Needless to say, quite a number of borrowers found this to be an unfair provision. People filed complaints regarding the same with the Consumer Financial Protection Bureau. The CFPB took some actions to make sure lenders stopped enforcing this provision on previous contracts and did not make it a part of their future contracts. Lenders like Sallie Mae and Wells Fargo promised to comply.
While that may sound comforting to you, bear in mind that such provisions are still not deemed as illegal. So some lenders may indulge in enforcing them. If you find any lender still executing such provisions, you may take this issue to the CFPB. You may even try to create some negative publicity for their brand. The media is likely to be moved since losing a loved one can be very hard. Having a loan lender behave insensitively can be even more dismaying.
What to do if your student loan cosigner dies?
Here are some things you should do if your cosigner passes.
Go through your student loan documentation
Do not neglect the situation at hand if your cosigner passes. Go through all your student loan documents to understand the legal obligations and implications.
Search, in particular, for any mention of the cosigner's death. More often than not, nothing much will change if a cosigner dies. This is for as long as you are regular and punctual with your payments.
But as already mentioned, automatic default is an unfair provision that some lenders still have written into their contracts and implement. This can adversely affect your credit and finances.
You may want to refinance your student loans if auto-default is a provision that you are subjected to. If your cosigner is terminally ill, you may want to do some research on this ahead of time.
Should you tell your lender?
Whether you should disclose this information to your lender or not depends entirely on your obligation. Some contracts state that informing your lender of any cosigner death is mandatory. In that case, failing to do the same may put you in breach of contract. This may have adverse financial ramifications for yourself and your loan. Your loan may fall into default or you may get sued, even.

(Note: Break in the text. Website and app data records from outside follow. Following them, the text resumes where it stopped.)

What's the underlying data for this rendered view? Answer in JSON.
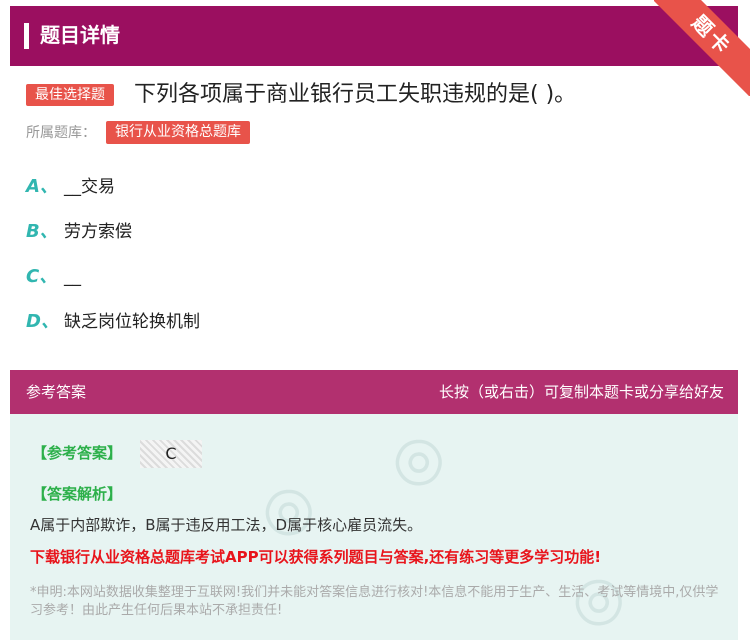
{
  "header": {
    "title": "题目详情",
    "corner_label": "题卡"
  },
  "question": {
    "type_badge": "最佳选择题",
    "text": "下列各项属于商业银行员工失职违规的是( )。",
    "bank_label": "所属题库：",
    "bank_name": "银行从业资格总题库"
  },
  "options": [
    {
      "letter": "A、",
      "text": "__交易"
    },
    {
      "letter": "B、",
      "text": "劳方索偿"
    },
    {
      "letter": "C、",
      "text": "__"
    },
    {
      "letter": "D、",
      "text": "缺乏岗位轮换机制"
    }
  ],
  "answer": {
    "header_left": "参考答案",
    "header_right": "长按（或右击）可复制本题卡或分享给好友",
    "ref_label": "【参考答案】",
    "ref_value": "C",
    "analysis_label": "【答案解析】",
    "analysis_text": "A属于内部欺诈，B属于违反用工法，D属于核心雇员流失。",
    "promo": "下载银行从业资格总题库考试APP可以获得系列题目与答案,还有练习等更多学习功能!",
    "disclaimer": "*申明:本网站数据收集整理于互联网!我们并未能对答案信息进行核对!本信息不能用于生产、生活、考试等情境中,仅供学习参考！由此产生任何后果本站不承担责任!"
  },
  "colors": {
    "header_bg": "#9b0f60",
    "answer_header_bg": "#b2306f",
    "badge_red": "#e8534a",
    "option_letter": "#31b6b0",
    "label_green": "#2db04b",
    "promo_red": "#e8141b",
    "answer_body_bg": "#e7f4f2"
  }
}
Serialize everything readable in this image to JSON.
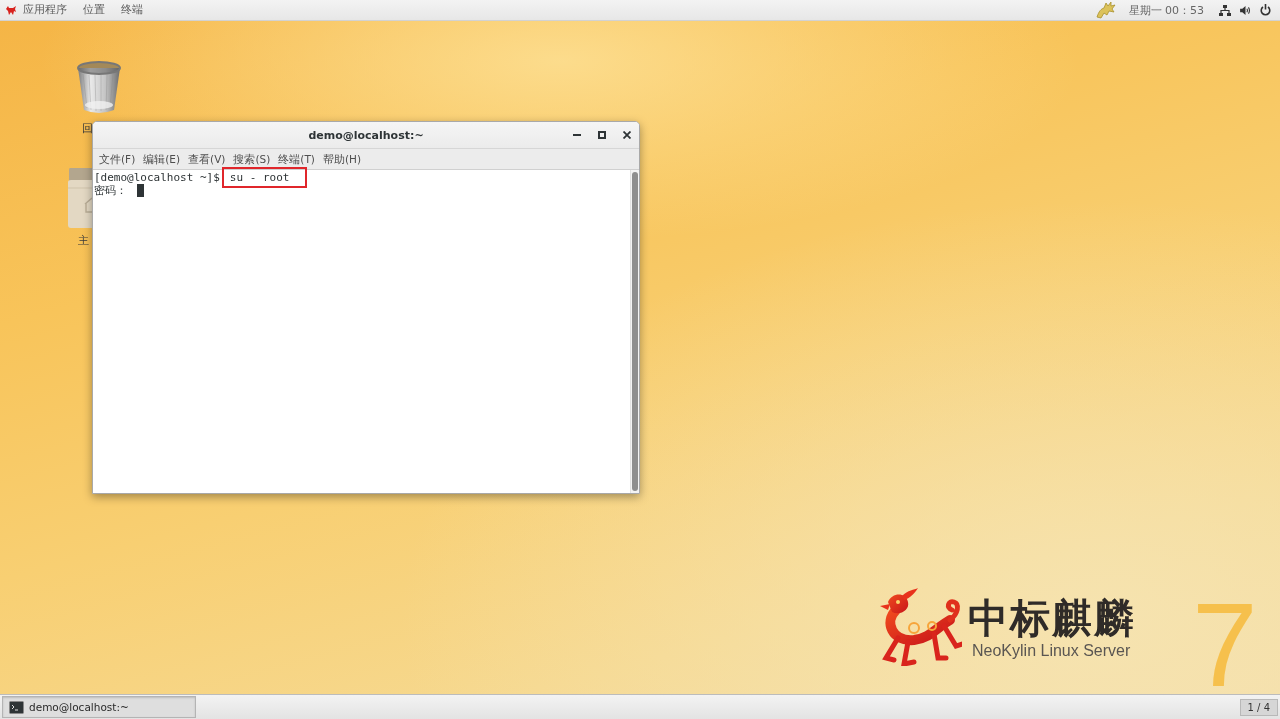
{
  "top_bar": {
    "app_menu": {
      "label": "应用程序"
    },
    "menus": [
      {
        "label": "位置"
      },
      {
        "label": "终端"
      }
    ],
    "clock": "星期一 00：53"
  },
  "desktop_icons": [
    {
      "kind": "trash",
      "label": "回"
    },
    {
      "kind": "folder",
      "label": "主"
    }
  ],
  "window": {
    "title": "demo@localhost:~",
    "menu": [
      "文件(F)",
      "编辑(E)",
      "查看(V)",
      "搜索(S)",
      "终端(T)",
      "帮助(H)"
    ],
    "terminal": {
      "lines": [
        {
          "prompt": "[demo@localhost ~]$",
          "command": "su - root",
          "highlighted": true,
          "cursor": false
        },
        {
          "prompt": "密码：",
          "highlighted": false,
          "cursor": true
        }
      ]
    }
  },
  "wallpaper": {
    "logo_title": "中标麒麟",
    "logo_subtitle": "NeoKylin Linux Server",
    "version": "7"
  },
  "taskbar": {
    "tasks": [
      {
        "label": "demo@localhost:~",
        "selected": true
      }
    ],
    "workspace": "1 / 4"
  }
}
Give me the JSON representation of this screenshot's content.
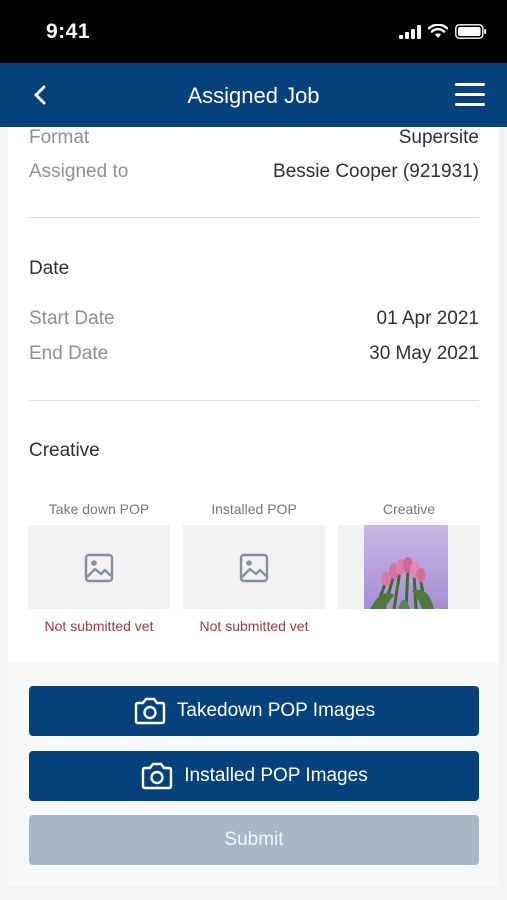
{
  "status_bar": {
    "time": "9:41"
  },
  "nav": {
    "title": "Assigned Job"
  },
  "details": {
    "format_label": "Format",
    "format_value": "Supersite",
    "assigned_label": "Assigned to",
    "assigned_value": "Bessie Cooper (921931)"
  },
  "date_section": {
    "title": "Date",
    "start_label": "Start Date",
    "start_value": "01 Apr 2021",
    "end_label": "End Date",
    "end_value": "30 May 2021"
  },
  "creative_section": {
    "title": "Creative",
    "thumbs": [
      {
        "caption": "Take down POP",
        "status": "Not submitted vet",
        "icon": "image-placeholder-icon"
      },
      {
        "caption": "Installed POP",
        "status": "Not submitted vet",
        "icon": "image-placeholder-icon"
      },
      {
        "caption": "Creative",
        "status": ""
      }
    ]
  },
  "buttons": {
    "takedown": "Takedown POP Images",
    "installed": "Installed POP Images",
    "submit": "Submit"
  },
  "colors": {
    "primary": "#05417c",
    "disabled": "#a6b7c8",
    "error_text": "#a33a3a"
  }
}
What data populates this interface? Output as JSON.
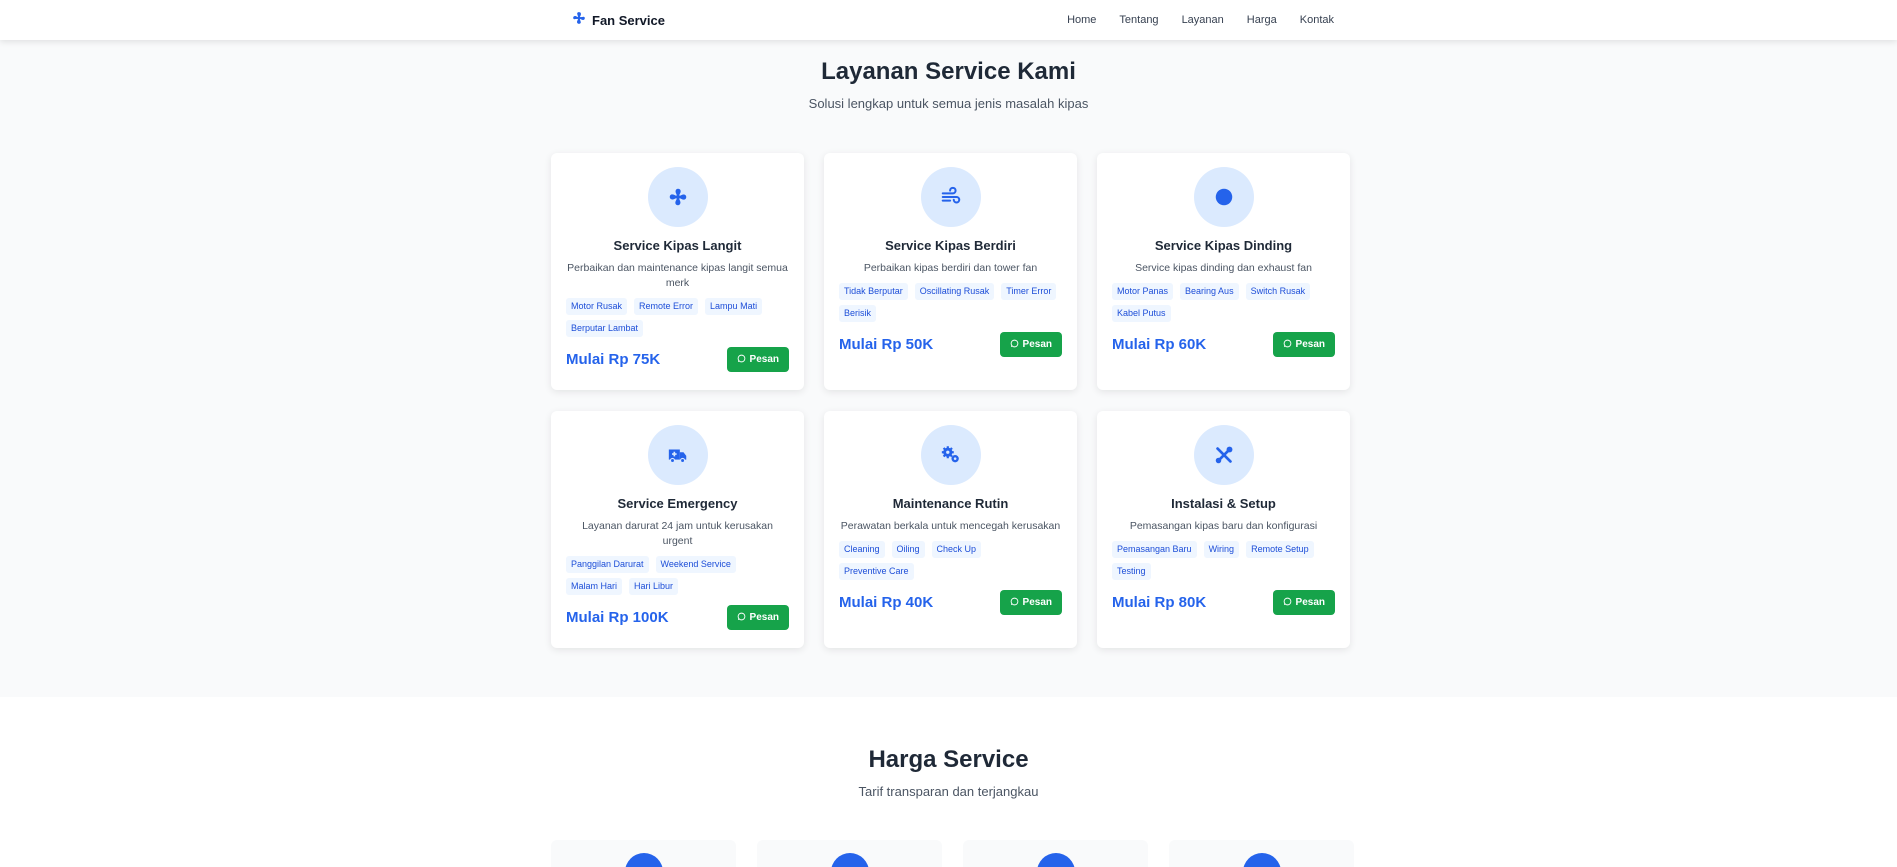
{
  "navbar": {
    "brand": "Fan Service",
    "brand_icon": "fan-icon",
    "links": [
      "Home",
      "Tentang",
      "Layanan",
      "Harga",
      "Kontak"
    ]
  },
  "services": {
    "title": "Layanan Service Kami",
    "subtitle": "Solusi lengkap untuk semua jenis masalah kipas",
    "cards": [
      {
        "icon": "fan-icon",
        "title": "Service Kipas Langit",
        "desc": "Perbaikan dan maintenance kipas langit semua merk",
        "tags": [
          "Motor Rusak",
          "Remote Error",
          "Lampu Mati",
          "Berputar Lambat"
        ],
        "price": "Mulai Rp 75K",
        "button": "Pesan"
      },
      {
        "icon": "wind-icon",
        "title": "Service Kipas Berdiri",
        "desc": "Perbaikan kipas berdiri dan tower fan",
        "tags": [
          "Tidak Berputar",
          "Oscillating Rusak",
          "Timer Error",
          "Berisik"
        ],
        "price": "Mulai Rp 50K",
        "button": "Pesan"
      },
      {
        "icon": "circle-icon",
        "title": "Service Kipas Dinding",
        "desc": "Service kipas dinding dan exhaust fan",
        "tags": [
          "Motor Panas",
          "Bearing Aus",
          "Switch Rusak",
          "Kabel Putus"
        ],
        "price": "Mulai Rp 60K",
        "button": "Pesan"
      },
      {
        "icon": "ambulance-icon",
        "title": "Service Emergency",
        "desc": "Layanan darurat 24 jam untuk kerusakan urgent",
        "tags": [
          "Panggilan Darurat",
          "Weekend Service",
          "Malam Hari",
          "Hari Libur"
        ],
        "price": "Mulai Rp 100K",
        "button": "Pesan"
      },
      {
        "icon": "gears-icon",
        "title": "Maintenance Rutin",
        "desc": "Perawatan berkala untuk mencegah kerusakan",
        "tags": [
          "Cleaning",
          "Oiling",
          "Check Up",
          "Preventive Care"
        ],
        "price": "Mulai Rp 40K",
        "button": "Pesan"
      },
      {
        "icon": "tools-icon",
        "title": "Instalasi & Setup",
        "desc": "Pemasangan kipas baru dan konfigurasi",
        "tags": [
          "Pemasangan Baru",
          "Wiring",
          "Remote Setup",
          "Testing"
        ],
        "price": "Mulai Rp 80K",
        "button": "Pesan"
      }
    ]
  },
  "pricing": {
    "title": "Harga Service",
    "subtitle": "Tarif transparan dan terjangkau"
  },
  "colors": {
    "primary": "#2563eb",
    "whatsapp_green": "#16a34a",
    "icon_bg": "#dbeafe"
  }
}
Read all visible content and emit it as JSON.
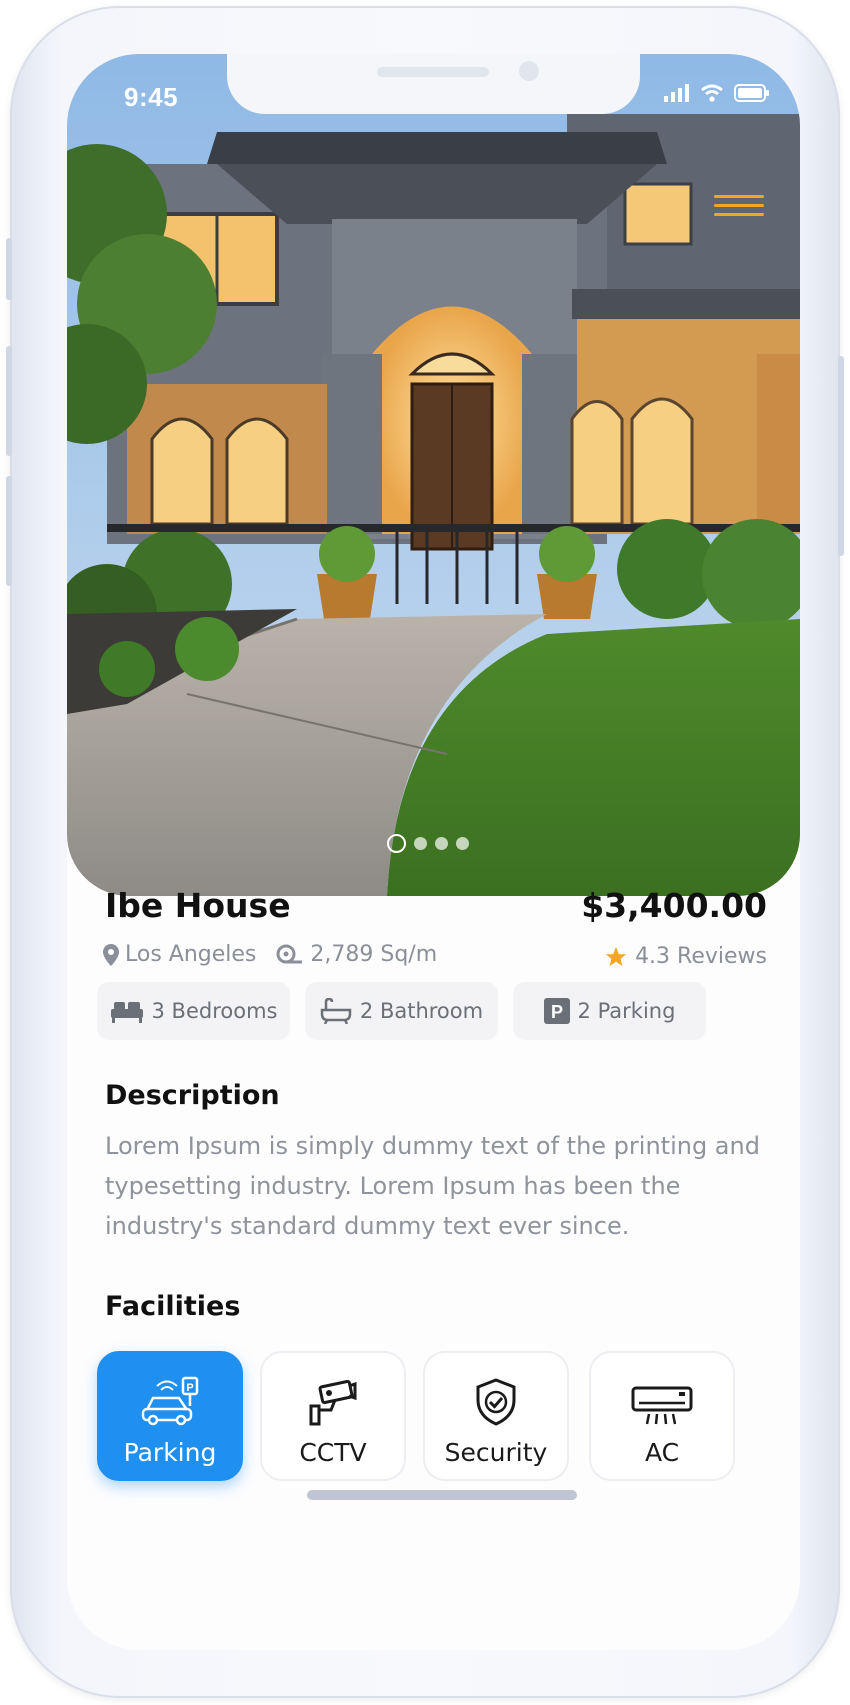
{
  "status_bar": {
    "time": "9:45"
  },
  "property": {
    "name": "Ibe House",
    "price": "$3,400.00",
    "location": "Los Angeles",
    "area": "2,789 Sq/m",
    "rating_text": "4.3 Reviews"
  },
  "features": [
    {
      "label": "3 Bedrooms",
      "icon": "bed-icon"
    },
    {
      "label": "2 Bathroom",
      "icon": "bathtub-icon"
    },
    {
      "label": "2 Parking",
      "icon": "parking-icon"
    }
  ],
  "description": {
    "heading": "Description",
    "text": "Lorem Ipsum is simply dummy text of the printing and typesetting industry. Lorem Ipsum has been the industry's standard dummy text ever since."
  },
  "facilities": {
    "heading": "Facilities",
    "items": [
      {
        "label": "Parking",
        "icon": "car-parking-icon",
        "active": true
      },
      {
        "label": "CCTV",
        "icon": "cctv-camera-icon",
        "active": false
      },
      {
        "label": "Security",
        "icon": "shield-check-icon",
        "active": false
      },
      {
        "label": "AC",
        "icon": "air-conditioner-icon",
        "active": false
      }
    ]
  },
  "carousel": {
    "total": 4,
    "active_index": 0
  },
  "colors": {
    "accent": "#1f8ff0",
    "star": "#f5a524",
    "menu": "#f5a524"
  }
}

Informing the lender may have different outcomes depending on your lender and your special case. In some cases, the loan documentation gets updated and the borrower gets passed the responsibility of having to repay the loans. The cosigner gets released.
In other cases it may be a little more complicated. If auto-default is a provision, then that gets carried out.
But the borrower generally does not benefit by informing the lender about a cosigner’s death. So inform your lender only if it is explicitly stated in your contract to do so.
Refinancing your student loan
If auto-default is a provision that is included in your contract, after the passing of your cosigner, your student loan may fall into default. In that case, you may want to change your lender by refinancing your student loan before the defaulting commences.
Ensure that you do not fall into a new refinanced loan with a higher rate of interest.
If you have a record of making repayments on time each month, then you may qualify for refinancing without a cosigner with most private refinancing firms.
Avoid adding another cosigner
Some lenders may demand the involvement of a new cosigner on the occasion of an existing one’s demise. This is often not desirable or beneficial for the borrower. This obviously, will only benefit the lender and is not something a borrower should think about unless their contract demands them to do so.
Again, if a lender is vehement about getting a new cosigner involved against your will, you can always think about changing your lender and getting your loan refinanced.
The event of a cosigner’s death can impose quite some emotional and financial stress on a borrower. This should not affect your student loans in any way if you have been repaying them regularly. Some lenders may indulge in unfair practices but most of them do not.
Do not ignore the financial consequences that entail a cosigner’s passing. Take responsibility, do your research and do the needful to protect your finances and avoid any trouble.